Tea-time with Adriaan

Tea-time with Adriaan

Chapter 5: First Planting

After letting the soil rest for two weeks I proceeded to loosen the soil. Having read the various plant labels I placed the plants with adequate space between each. Next, I proceeded to plant Rose Geranium, Fennel, Rose, Pineapple Sage, Camomile and Black Peppermint. Make sure not to place any plants too deep in your container or garden bed, as soil mounted against the stem can result in rot.
I did not feed the Buchu as it does not need a lot of feeding, just good watering.

5.2 Planting chilli and lemongrass

At the same time, I planted a Chilli and Lemon Grass in separate pots. I planted the chilli in a 25cm pot and used the following soil mixture: potting soil and 2 handfuls of bonemeal. I planted the Lemon Grass in a 30cm container with the same soil mixture. You can follow the same planting instructions for both.

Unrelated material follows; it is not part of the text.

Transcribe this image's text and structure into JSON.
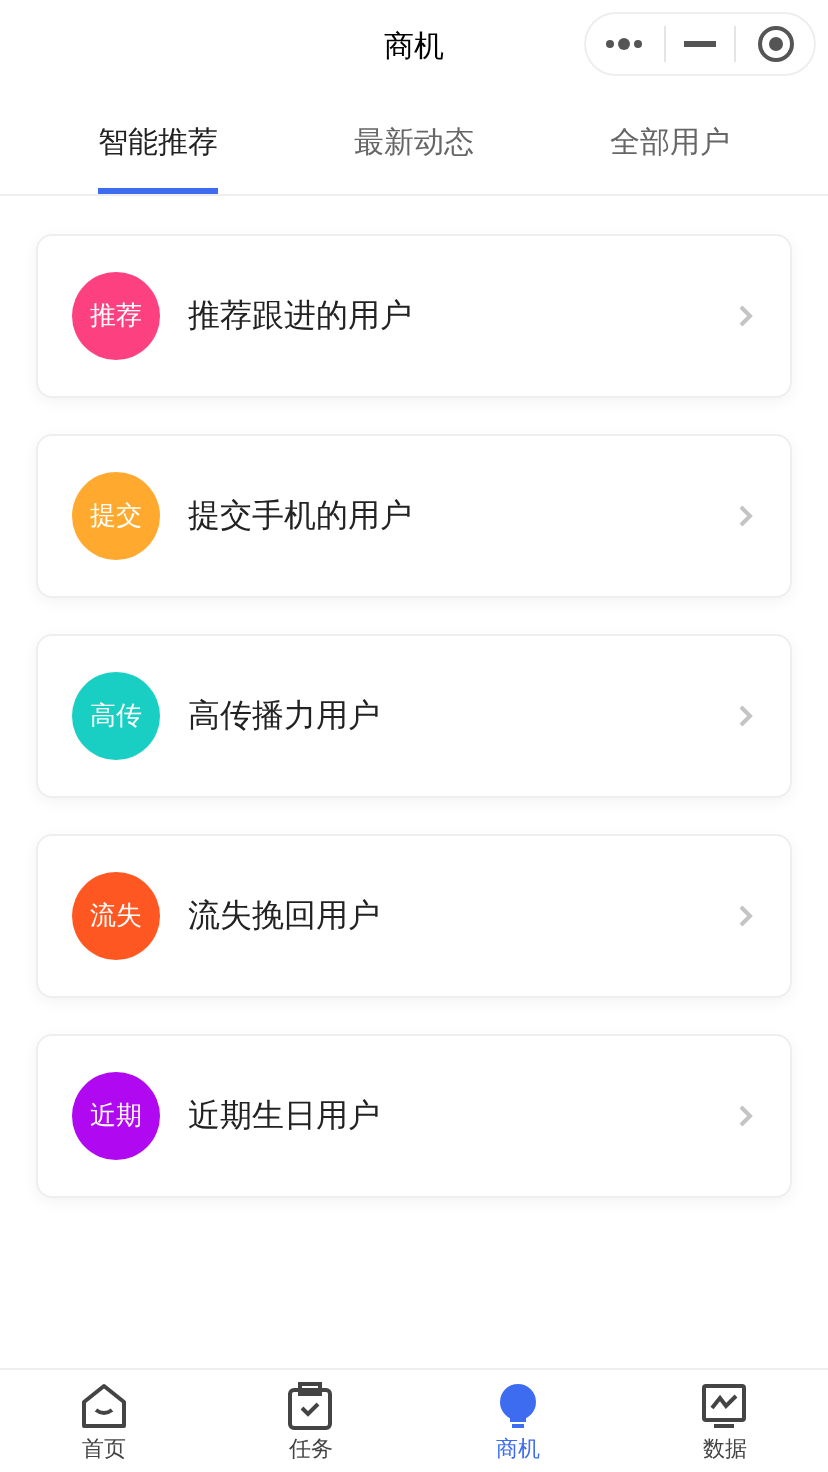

  • Ensure that the pots have adequate drainage then add some of the respective soil mixtures.
  • Place the plant on top of the soil and fill in within 2cm from the rim.
  • Pat soil down firmly
  • Feed with Talborne Organics Vita Veg 6:3:4, water thoroughly and place in a sunny spot.

Chapter 6: First harvest and feed

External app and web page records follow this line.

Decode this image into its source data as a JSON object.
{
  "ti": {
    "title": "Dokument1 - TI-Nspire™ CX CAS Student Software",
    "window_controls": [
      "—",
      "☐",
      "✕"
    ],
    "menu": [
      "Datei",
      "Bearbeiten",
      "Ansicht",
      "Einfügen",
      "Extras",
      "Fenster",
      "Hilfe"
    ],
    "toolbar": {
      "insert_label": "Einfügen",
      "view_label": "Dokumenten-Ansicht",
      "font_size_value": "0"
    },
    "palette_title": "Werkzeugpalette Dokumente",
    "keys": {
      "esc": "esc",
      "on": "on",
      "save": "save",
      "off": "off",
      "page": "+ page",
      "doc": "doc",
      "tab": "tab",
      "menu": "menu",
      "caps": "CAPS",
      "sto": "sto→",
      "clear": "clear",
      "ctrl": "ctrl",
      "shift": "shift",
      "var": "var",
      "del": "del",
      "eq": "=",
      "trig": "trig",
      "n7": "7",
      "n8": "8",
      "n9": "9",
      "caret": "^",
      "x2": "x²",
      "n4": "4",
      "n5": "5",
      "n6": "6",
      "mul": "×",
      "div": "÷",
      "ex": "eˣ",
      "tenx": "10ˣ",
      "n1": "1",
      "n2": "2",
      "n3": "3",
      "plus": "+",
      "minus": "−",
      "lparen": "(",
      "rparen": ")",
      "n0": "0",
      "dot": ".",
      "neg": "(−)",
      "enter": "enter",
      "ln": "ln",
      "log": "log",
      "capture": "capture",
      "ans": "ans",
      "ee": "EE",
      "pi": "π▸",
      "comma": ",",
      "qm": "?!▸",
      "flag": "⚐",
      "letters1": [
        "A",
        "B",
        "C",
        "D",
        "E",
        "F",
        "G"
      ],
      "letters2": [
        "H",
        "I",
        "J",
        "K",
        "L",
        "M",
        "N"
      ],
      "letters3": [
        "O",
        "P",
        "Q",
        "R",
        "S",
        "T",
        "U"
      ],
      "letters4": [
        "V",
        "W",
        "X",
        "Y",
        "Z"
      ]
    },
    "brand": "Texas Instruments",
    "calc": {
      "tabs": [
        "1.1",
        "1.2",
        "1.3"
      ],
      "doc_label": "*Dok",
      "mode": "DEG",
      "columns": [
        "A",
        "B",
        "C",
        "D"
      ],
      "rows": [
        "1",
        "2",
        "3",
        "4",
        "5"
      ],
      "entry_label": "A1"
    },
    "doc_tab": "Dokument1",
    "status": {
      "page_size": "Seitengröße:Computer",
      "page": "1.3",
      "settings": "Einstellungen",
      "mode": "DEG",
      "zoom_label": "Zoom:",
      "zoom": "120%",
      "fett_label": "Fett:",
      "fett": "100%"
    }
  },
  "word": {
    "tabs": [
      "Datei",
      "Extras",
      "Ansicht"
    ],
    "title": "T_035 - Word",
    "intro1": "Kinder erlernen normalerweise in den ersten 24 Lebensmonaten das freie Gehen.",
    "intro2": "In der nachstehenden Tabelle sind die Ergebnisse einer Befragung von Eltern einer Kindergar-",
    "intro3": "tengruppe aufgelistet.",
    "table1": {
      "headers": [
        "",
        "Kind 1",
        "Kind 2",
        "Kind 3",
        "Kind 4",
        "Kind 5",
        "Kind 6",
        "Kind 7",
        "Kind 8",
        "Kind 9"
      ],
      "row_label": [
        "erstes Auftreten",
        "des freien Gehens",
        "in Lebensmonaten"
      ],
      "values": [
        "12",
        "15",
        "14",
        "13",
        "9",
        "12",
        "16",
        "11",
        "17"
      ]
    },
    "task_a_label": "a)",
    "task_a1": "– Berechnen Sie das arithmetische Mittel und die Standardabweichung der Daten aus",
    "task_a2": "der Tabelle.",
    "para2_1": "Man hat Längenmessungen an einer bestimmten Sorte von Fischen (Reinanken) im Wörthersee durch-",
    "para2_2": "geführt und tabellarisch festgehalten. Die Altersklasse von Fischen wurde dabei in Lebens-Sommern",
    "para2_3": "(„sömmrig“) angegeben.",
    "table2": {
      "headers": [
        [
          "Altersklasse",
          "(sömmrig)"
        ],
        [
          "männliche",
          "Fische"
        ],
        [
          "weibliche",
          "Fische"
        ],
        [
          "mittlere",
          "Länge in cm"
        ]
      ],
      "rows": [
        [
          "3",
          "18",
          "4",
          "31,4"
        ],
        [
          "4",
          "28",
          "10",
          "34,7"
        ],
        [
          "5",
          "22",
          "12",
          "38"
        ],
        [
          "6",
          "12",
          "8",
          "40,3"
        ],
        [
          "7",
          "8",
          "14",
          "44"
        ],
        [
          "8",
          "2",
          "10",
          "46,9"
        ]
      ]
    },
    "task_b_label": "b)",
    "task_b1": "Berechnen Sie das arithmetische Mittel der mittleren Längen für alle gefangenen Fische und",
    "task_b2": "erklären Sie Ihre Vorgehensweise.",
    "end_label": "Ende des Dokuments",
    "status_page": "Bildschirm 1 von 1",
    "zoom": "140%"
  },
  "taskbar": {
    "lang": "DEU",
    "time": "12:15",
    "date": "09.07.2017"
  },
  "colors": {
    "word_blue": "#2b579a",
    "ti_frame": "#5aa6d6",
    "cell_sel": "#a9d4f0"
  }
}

Today I fed the first batch of herbs I planted as well as picked my first harvest.

I personally love using Talborne Organic’s Vita Veg 6:3:1 mix for all my edibles and can highly recommend their quality products.
I loosely scattered a handful of the fertiliser pellets on the bed, followed by a thorough watering. As the weather gets cooler one can generally reduce one’s watering regime. Also, take into account any rain that you might have received.  I did not feed the Buchu as (like Proteas) it prefers more infertile soil. I just gave it a good watering.

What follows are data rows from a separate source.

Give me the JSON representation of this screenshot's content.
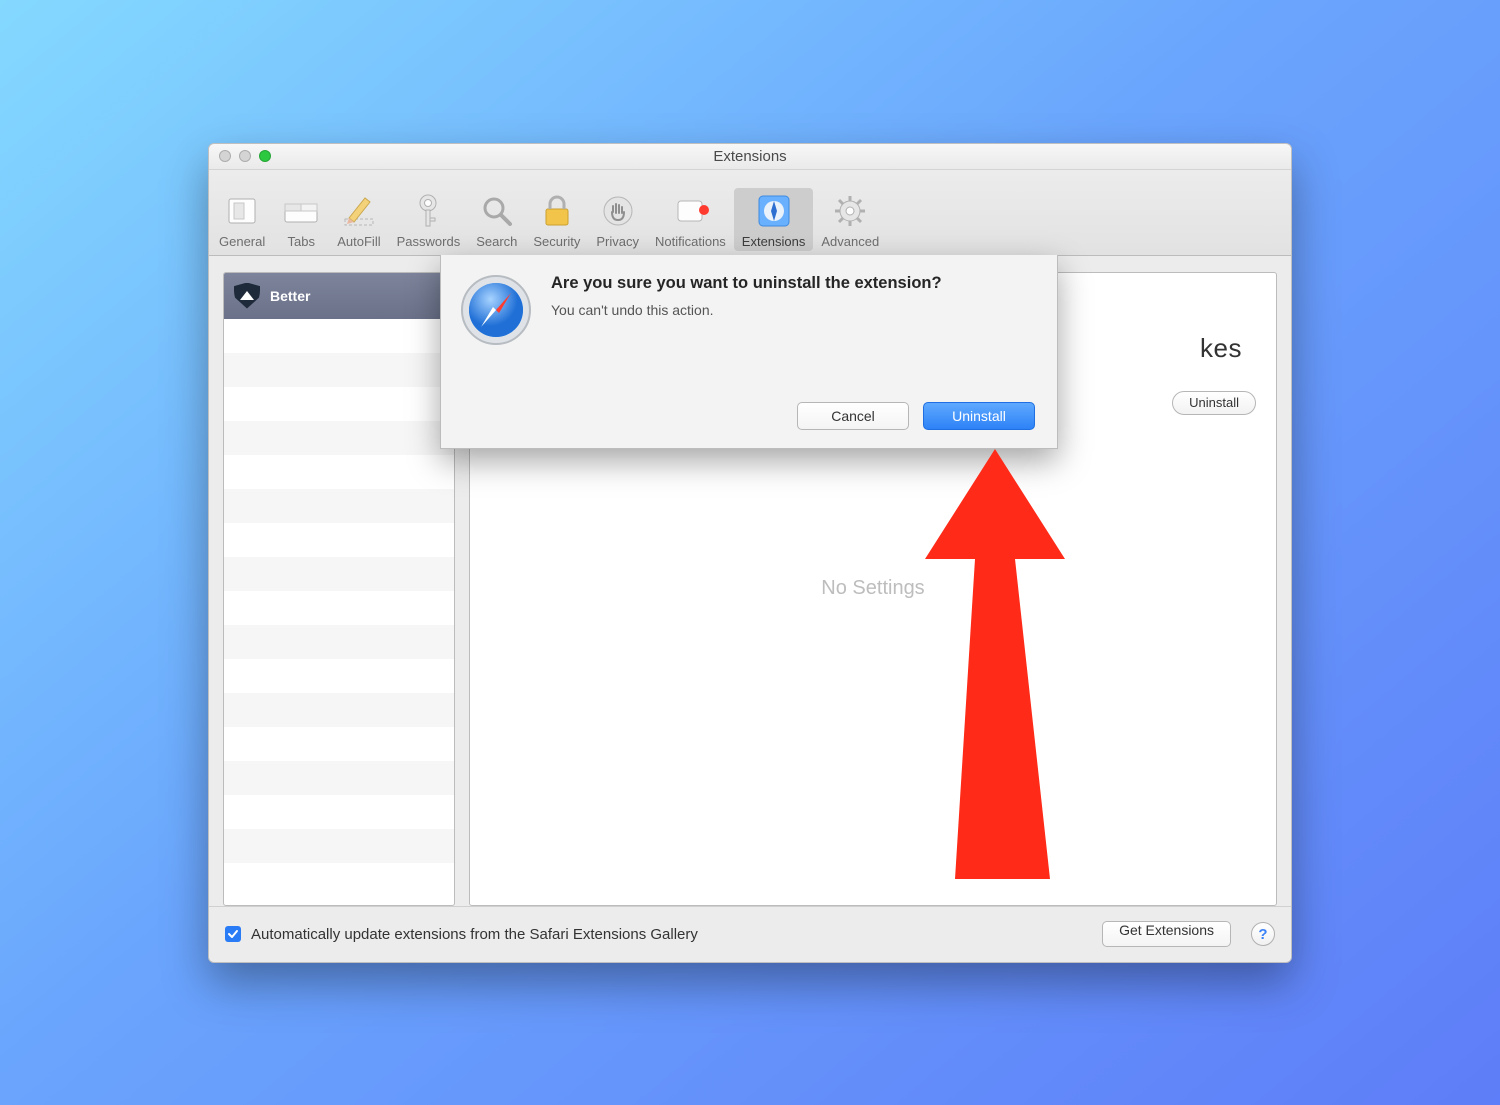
{
  "window": {
    "title": "Extensions"
  },
  "toolbar": {
    "items": [
      {
        "label": "General"
      },
      {
        "label": "Tabs"
      },
      {
        "label": "AutoFill"
      },
      {
        "label": "Passwords"
      },
      {
        "label": "Search"
      },
      {
        "label": "Security"
      },
      {
        "label": "Privacy"
      },
      {
        "label": "Notifications"
      },
      {
        "label": "Extensions"
      },
      {
        "label": "Advanced"
      }
    ]
  },
  "sidebar": {
    "selected_extension": "Better"
  },
  "detail": {
    "title_fragment": "kes",
    "uninstall_label": "Uninstall",
    "empty_text": "No Settings"
  },
  "dialog": {
    "title": "Are you sure you want to uninstall the extension?",
    "subtitle": "You can't undo this action.",
    "cancel_label": "Cancel",
    "confirm_label": "Uninstall"
  },
  "footer": {
    "checkbox_label": "Automatically update extensions from the Safari Extensions Gallery",
    "checkbox_checked": true,
    "get_extensions_label": "Get Extensions",
    "help_label": "?"
  }
}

Next, I harvested some of the rose flowers, pineapple sage, rose geranium chamomile and mint leaves. These can be picked or snipped off with a pair of kitchen scissors.

I then proceeded with my first taste test using some of the fresh rose petals, rose geraniums and Carmien’s Green Rooibos tea, with honey to flavour. The glass teapot I purchased from them is ideal if one wants to experiment with creating your own flavours.

The rest of the harvest I proceeded to dry. I simply stripped the leaves and petals, placed these on a kitchen towel and covered them with a mesh food screen.

Chapter 7: More planting & Treating Aphids

First, I planted a hibiscus standard in a pot. For this, I used Bark Unlimited’s outdoor potting soil and a handful of bonemeal.
Next, I planted a few marigolds in a pot. Besides using marigolds to flavour my tea, they will serve the dual purpose of helping to repel insects from the garden-bed in which I placed the pot.
Make sure to only use pots with sufficient drainage.

Next, I planted up the second garden bed. Here I used apple mint, mint julep, ginger, turmeric, Margaret Roberts lavender, and bergamot.
One can use both the flowers and leaves of bergamot in cooking.
When planting different mint varieties in the same bed, avoid planting them right next to each other. Failing to do so may lead to cross-pollination which can alter the flavour profiles.

Spraying for aphids

My rose and rose geranium were both targeted by aphids. I proceeded to treat them by spraying with Ludwigs’ Insect Spray. This is a broad-spectrum organic insecticide for the control of insects on edible crops, roses, herbs and ornamentals. It contains garlic juice extract, canola oil, and natural pyrethrum (pyrethrins).